┌──

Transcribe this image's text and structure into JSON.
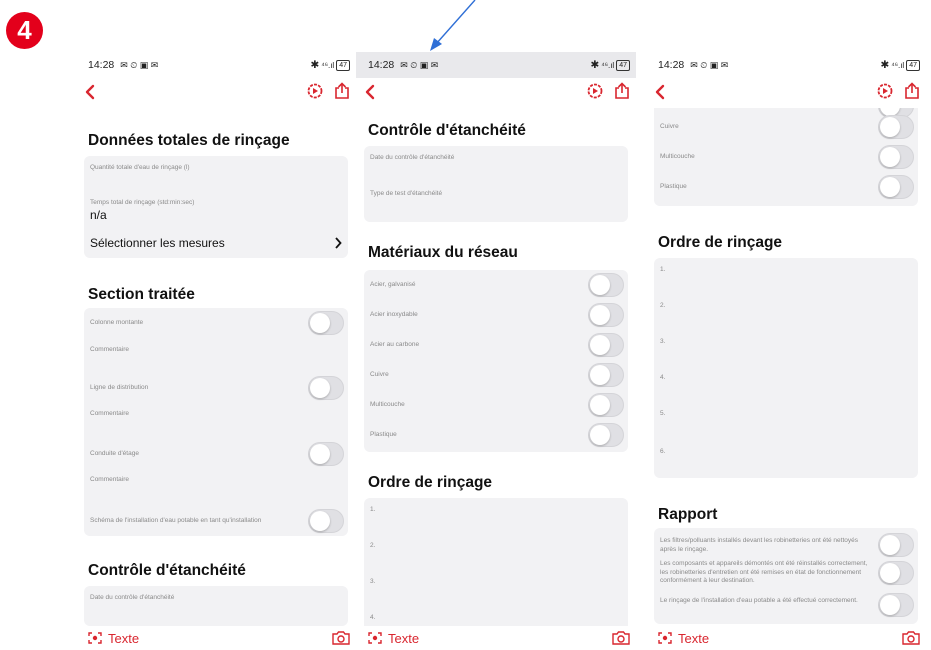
{
  "step_number": "4",
  "status_time": "14:28",
  "status_icons_left": "✉ ⏲ ▣ ✉",
  "network": "⁴⁶.ıl",
  "battery": "47",
  "colors": {
    "accent": "#d9262f",
    "badge": "#e3001b",
    "card": "#f2f2f4",
    "arrow": "#2f6fd6"
  },
  "bottom_bar": {
    "text_label": "Texte"
  },
  "screen1": {
    "totals_title": "Données totales de rinçage",
    "total_water_label": "Quantité totale d'eau de rinçage (l)",
    "total_time_label": "Temps total de rinçage (std:min:sec)",
    "total_time_value": "n/a",
    "select_measures": "Sélectionner les mesures",
    "section_title": "Section traitée",
    "rows": [
      {
        "label": "Colonne montante",
        "comment": "Commentaire"
      },
      {
        "label": "Ligne de distribution",
        "comment": "Commentaire"
      },
      {
        "label": "Conduite d'étage",
        "comment": "Commentaire"
      },
      {
        "label": "Schéma de l'installation d'eau potable en tant qu'installation"
      }
    ],
    "leak_title": "Contrôle d'étanchéité",
    "leak_date_label": "Date du contrôle d'étanchéité"
  },
  "screen2": {
    "leak_title": "Contrôle d'étanchéité",
    "leak_date_label": "Date du contrôle d'étanchéité",
    "leak_type_label": "Type de test d'étanchéité",
    "materials_title": "Matériaux du réseau",
    "materials": [
      "Acier, galvanisé",
      "Acier inoxydable",
      "Acier au carbone",
      "Cuivre",
      "Multicouche",
      "Plastique"
    ],
    "order_title": "Ordre de rinçage",
    "order_items": [
      "1.",
      "2.",
      "3.",
      "4."
    ]
  },
  "screen3": {
    "materials_partial": [
      "Cuivre",
      "Multicouche",
      "Plastique"
    ],
    "order_title": "Ordre de rinçage",
    "order_items": [
      "1.",
      "2.",
      "3.",
      "4.",
      "5.",
      "6."
    ],
    "report_title": "Rapport",
    "report_items": [
      "Les filtres/polluants installés devant les robinetteries ont été nettoyés après le rinçage.",
      "Les composants et appareils démontés ont été réinstallés correctement, les robinetteries d'entretien ont été remises en état de fonctionnement conformément à leur destination.",
      "Le rinçage de l'installation d'eau potable a été effectué correctement."
    ]
  }
}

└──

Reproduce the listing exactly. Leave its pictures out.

**Result of this task**.
Transcribe this image's text and structure into JSON.
{
  "step_number": "4",
  "status_time": "14:28",
  "status_icons_left": "✉ ⏲ ▣ ✉",
  "network": "⁴⁶.ıl",
  "battery": "47",
  "colors": {
    "accent": "#d9262f",
    "badge": "#e3001b",
    "card": "#f2f2f4",
    "arrow": "#2f6fd6"
  },
  "bottom_bar": {
    "text_label": "Texte"
  },
  "screen1": {
    "totals_title": "Données totales de rinçage",
    "total_water_label": "Quantité totale d'eau de rinçage (l)",
    "total_time_label": "Temps total de rinçage (std:min:sec)",
    "total_time_value": "n/a",
    "select_measures": "Sélectionner les mesures",
    "section_title": "Section traitée",
    "rows": [
      {
        "label": "Colonne montante",
        "comment": "Commentaire"
      },
      {
        "label": "Ligne de distribution",
        "comment": "Commentaire"
      },
      {
        "label": "Conduite d'étage",
        "comment": "Commentaire"
      },
      {
        "label": "Schéma de l'installation d'eau potable en tant qu'installation"
      }
    ],
    "leak_title": "Contrôle d'étanchéité",
    "leak_date_label": "Date du contrôle d'étanchéité"
  },
  "screen2": {
    "leak_title": "Contrôle d'étanchéité",
    "leak_date_label": "Date du contrôle d'étanchéité",
    "leak_type_label": "Type de test d'étanchéité",
    "materials_title": "Matériaux du réseau",
    "materials": [
      "Acier, galvanisé",
      "Acier inoxydable",
      "Acier au carbone",
      "Cuivre",
      "Multicouche",
      "Plastique"
    ],
    "order_title": "Ordre de rinçage",
    "order_items": [
      "1.",
      "2.",
      "3.",
      "4."
    ]
  },
  "screen3": {
    "materials_partial": [
      "Cuivre",
      "Multicouche",
      "Plastique"
    ],
    "order_title": "Ordre de rinçage",
    "order_items": [
      "1.",
      "2.",
      "3.",
      "4.",
      "5.",
      "6."
    ],
    "report_title": "Rapport",
    "report_items": [
      "Les filtres/polluants installés devant les robinetteries ont été nettoyés après le rinçage.",
      "Les composants et appareils démontés ont été réinstallés correctement, les robinetteries d'entretien ont été remises en état de fonctionnement conformément à leur destination.",
      "Le rinçage de l'installation d'eau potable a été effectué correctement."
    ]
  }
}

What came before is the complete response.